Patrick Wilson does a sterling job of portraying an affable has-been, wonderfully capturing the character’s inherent sadness, longing and nostalgia. Haley manages to turn the psychopathic Rorschach into a hopelessly pathetic figure, despite the occasional head-hacking and bone-breaking (the violence is over the top, but it makes the masks look like what they are: nutjobs). Malin Åkerman gives the best performance of her career despite a hairstyle that makes her face look like a donut. Goode plays Ozymandias as a man who has appropriated Wittgenstein’s famous line, “if people never did silly things nothing intelligent would ever get done” a bit too literally. And Jeffrey Dean Morgan proves to the world that he has to be a movie star. Like, now!

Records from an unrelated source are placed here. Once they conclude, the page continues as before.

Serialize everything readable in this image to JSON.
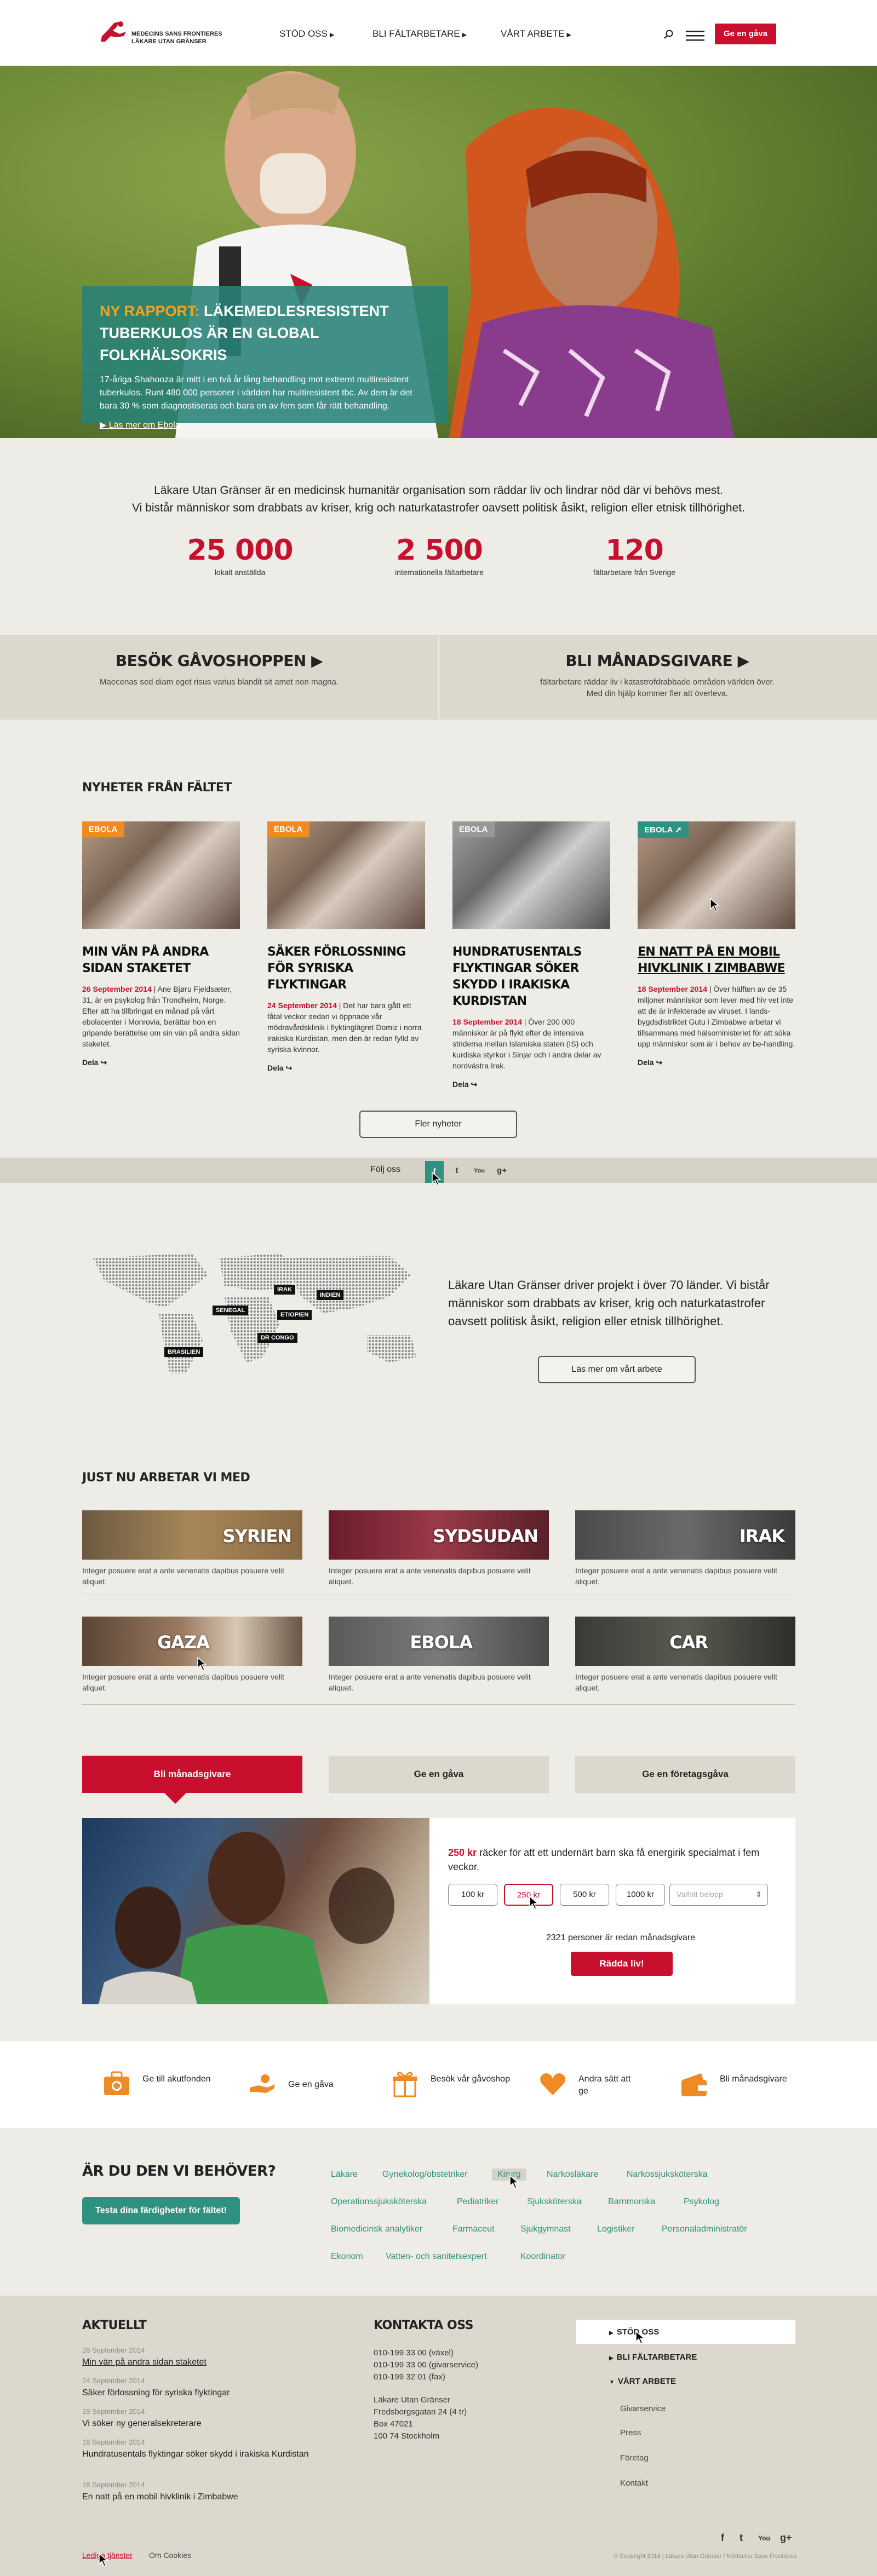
{
  "logo": {
    "line1": "MEDECINS SANS FRONTIERES",
    "line2": "LÄKARE UTAN GRÄNSER"
  },
  "nav": {
    "items": [
      "STÖD OSS",
      "BLI FÄLTARBETARE",
      "VÅRT ARBETE"
    ],
    "donate": "Ge en gåva"
  },
  "hero": {
    "tag": "NY RAPPORT:",
    "title": "LÄKEMEDLESRESISTENT TUBERKULOS ÄR EN GLOBAL FOLKHÄLSOKRIS",
    "text": "17-åriga Shahooza är mitt i en två år lång behandling mot extremt multiresistent tuberkulos. Runt 480 000 personer i världen har multiresistent tbc. Av dem är det bara 30 % som diagnostiseras och bara en av fem som får rätt behandling.",
    "more": "Läs mer om Ebola"
  },
  "mission": {
    "line1": "Läkare Utan Gränser är en medicinsk humanitär organisation som räddar liv och lindrar nöd där vi behövs mest.",
    "line2": "Vi bistår människor som drabbats av kriser, krig och naturkatastrofer oavsett politisk åsikt, religion eller etnisk tillhörighet."
  },
  "stats": [
    {
      "num": "25 000",
      "label": "lokalt anställda"
    },
    {
      "num": "2 500",
      "label": "internationella fältarbetare"
    },
    {
      "num": "120",
      "label": "fältarbetare från Sverige"
    }
  ],
  "cta": [
    {
      "title": "BESÖK GÅVOSHOPPEN",
      "sub": "Maecenas sed diam eget risus varius blandit sit amet non magna."
    },
    {
      "title": "BLI MÅNADSGIVARE",
      "sub1": "fältarbetare räddar liv i katastrofdrabbade områden världen över.",
      "sub2": "Med din hjälp kommer fler att överleva."
    }
  ],
  "news": {
    "heading": "NYHETER FRÅN FÄLTET",
    "cards": [
      {
        "tag": "EBOLA",
        "title": "MIN VÄN PÅ ANDRA SIDAN STAKETET",
        "date": "26 September 2014",
        "body": "| Ane Bjøru Fjeldsæter, 31, är en psykolog från Trondheim, Norge. Efter att ha tillbringat en månad på vårt ebolacenter i Monrovia, berättar hon en gripande berättelse om sin vän på andra sidan staketet.",
        "share": "Dela"
      },
      {
        "tag": "EBOLA",
        "title": "SÄKER FÖRLOSSNING FÖR SYRISKA FLYKTINGAR",
        "date": "24 September 2014",
        "body": "| Det har bara gått ett fåtal veckor sedan vi öppnade vår mödravårdsklinik i flyktinglägret Domiz i norra irakiska Kurdistan, men den är redan fylld av syriska kvinnor.",
        "share": "Dela"
      },
      {
        "tag": "EBOLA",
        "title": "HUNDRATUSENTALS FLYKTINGAR SÖKER SKYDD I IRAKISKA KURDISTAN",
        "date": "18 September 2014",
        "body": "| Över 200 000 människor är på flykt efter de intensiva striderna mellan Islamiska staten (IS) och kurdiska styrkor i Sinjar och i andra delar av nordvästra Irak.",
        "share": "Dela"
      },
      {
        "tag": "EBOLA",
        "title": "EN NATT PÅ EN MOBIL HIVKLINIK I ZIMBABWE",
        "date": "18 September 2014",
        "body": "| Över hälften av de 35 miljoner människor som lever med hiv vet inte att de är infekterade av viruset. I lands-bygdsdistriktet Gutu i Zimbabwe arbetar vi tillsammans med hälsoministeriet för att söka upp människor som är i behov av be-handling.",
        "share": "Dela"
      }
    ],
    "more": "Fler nyheter"
  },
  "follow": {
    "label": "Följ oss",
    "icons": [
      "f",
      "t",
      "You",
      "g+"
    ]
  },
  "map": {
    "pins": [
      "IRAK",
      "INDIEN",
      "SENEGAL",
      "ETIOPIEN",
      "DR CONGO",
      "BRASILIEN"
    ],
    "text": "Läkare Utan Gränser driver projekt i över 70 länder. Vi bistår människor som drabbats av kriser, krig och naturkatastrofer oavsett politisk åsikt, religion eller etnisk tillhörighet.",
    "button": "Läs mer om vårt arbete"
  },
  "projects": {
    "heading": "JUST NU ARBETAR VI MED",
    "items": [
      {
        "name": "SYRIEN",
        "desc": "Integer posuere erat a ante venenatis dapibus posuere velit aliquet."
      },
      {
        "name": "SYDSUDAN",
        "desc": "Integer posuere erat a ante venenatis dapibus posuere velit aliquet."
      },
      {
        "name": "IRAK",
        "desc": "Integer posuere erat a ante venenatis dapibus posuere velit aliquet."
      },
      {
        "name": "GAZA",
        "desc": "Integer posuere erat a ante venenatis dapibus posuere velit aliquet."
      },
      {
        "name": "EBOLA",
        "desc": "Integer posuere erat a ante venenatis dapibus posuere velit aliquet."
      },
      {
        "name": "CAR",
        "desc": "Integer posuere erat a ante venenatis dapibus posuere velit aliquet."
      }
    ]
  },
  "donation": {
    "tabs": [
      "Bli månadsgivare",
      "Ge en gåva",
      "Ge en företagsgåva"
    ],
    "lead_amount": "250 kr",
    "lead_text": "räcker för att ett undernärt barn ska få energirik specialmat i fem veckor.",
    "amounts": [
      "100 kr",
      "250 kr",
      "500 kr",
      "1000 kr"
    ],
    "other_placeholder": "Valfritt belopp",
    "count": "2321 personer är redan månadsgivare",
    "button": "Rädda liv!"
  },
  "iconstrip": [
    {
      "icon": "first-aid-kit-icon",
      "text": "Ge till akutfonden"
    },
    {
      "icon": "giving-hand-icon",
      "text": "Ge en gåva"
    },
    {
      "icon": "gift-icon",
      "text": "Besök vår gåvoshop"
    },
    {
      "icon": "heart-icon",
      "text": "Andra sätt att ge"
    },
    {
      "icon": "wallet-icon",
      "text": "Bli månadsgivare"
    }
  ],
  "careers": {
    "heading": "ÄR DU DEN VI BEHÖVER?",
    "button": "Testa dina färdigheter för fältet!",
    "jobs": [
      [
        "Läkare",
        "Gynekolog/obstetriker",
        "Kirurg",
        "Narkosläkare",
        "Narkossjuksköterska"
      ],
      [
        "Operationssjuksköterska",
        "Pediatriker",
        "Sjuksköterska",
        "Barnmorska",
        "Psykolog"
      ],
      [
        "Biomedicinsk analytiker",
        "Farmaceut",
        "Sjukgymnast",
        "Logistiker",
        "Personaladministratör"
      ],
      [
        "Ekonom",
        "Vatten- och sanitetsexpert",
        "Koordinator"
      ]
    ]
  },
  "footer": {
    "news_heading": "AKTUELLT",
    "news": [
      {
        "date": "26 September 2014",
        "title": "Min vän på andra sidan staketet"
      },
      {
        "date": "24 September 2014",
        "title": "Säker förlossning för syriska flyktingar"
      },
      {
        "date": "19 September 2014",
        "title": "Vi söker ny generalsekreterare"
      },
      {
        "date": "18 September 2014",
        "title": "Hundratusentals flyktingar söker skydd i irakiska Kurdistan"
      },
      {
        "date": "18 September 2014",
        "title": "En natt på en mobil hivklinik i Zimbabwe"
      }
    ],
    "contact_heading": "KONTAKTA OSS",
    "phones": [
      "010-199 33 00 (växel)",
      "010-199 33 00 (givarservice)",
      "010-199 32 01 (fax)"
    ],
    "address": [
      "Läkare Utan Gränser",
      "Fredsborgsgatan 24 (4 tr)",
      "Box 47021",
      "100 74 Stockholm"
    ],
    "nav": [
      "STÖD OSS",
      "BLI FÄLTARBETARE",
      "VÅRT ARBETE"
    ],
    "subnav": [
      "Givarservice",
      "Press",
      "Företag",
      "Kontakt"
    ],
    "links": [
      "Lediga tjänster",
      "Om Cookies"
    ],
    "social": [
      "f",
      "t",
      "You",
      "g+"
    ],
    "copyright": "© Copyright 2014 | Läkare Utan Gränser / Médecins Sans Frontières"
  },
  "colors": {
    "red": "#c8102e",
    "teal": "#2f9180",
    "orange": "#f08a24",
    "beige": "#eeece6"
  }
}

If there is one standout performance, though, it’s that of Billy Crudup, who lends his voice to Dr. Manhattan, though the motion capture has done a great job of replicating Crudup’s quiet charisma, at times oddly reminiscent of David Bowie’s Thomas Jerome Newton from The Man Who Fell to Earth. In what is possibly the film’s best sequence, he goes on a self-imposed exile on Mars, strung out on heaven’s high, hitting an all time low as he embarks on a hazy cosmic jive—the then and now, and the there and here, colliding, somehow mercilessly, in his panoptic mind. Memories have become forever for him, and the film achieves a transcendent beauty in visualizing this sequence, as it remains fairly accurate to the book.
Crudup’s voice, and his CGI enhanced face, perfectly deliver the juxtaposition of Dr. Manhattan’s rational solipsism with his latent humane idealism. Like many of the little touches that made the comic stand out, the enduring motif of Manhattan dropping the only known photo of his erstwhile self on the red sands is, wisely, discarded—nothing now but a punctuating beat. What works in sequential art does not necessarily work in a medium that conveys meaning through, as David Mamet astutely observes, the juxtaposition of uninflected images. There are sequences akin to a film’s storyboards in Dave Gibbons’ original compositions, sure, as there are cinematic cuts and dissolves. But what makes the comic exemplary is its complete mastery of the language of its own medium. There’s a reason they call it adaptation.
And this is a daring, beautiful, powerful one. You can go to this film, and watch a talented—fuck it, I’ll bite—visionary filmmaker’s passionate take on a seminal work of fiction. Or you can spend three hours obsessing about the degree of its kinship to the book.
I leave it entirely in your hands.
Adrian de la Touche is a cineaste from London who writes for various online journals under various names. He’s like James Bond, only sexier.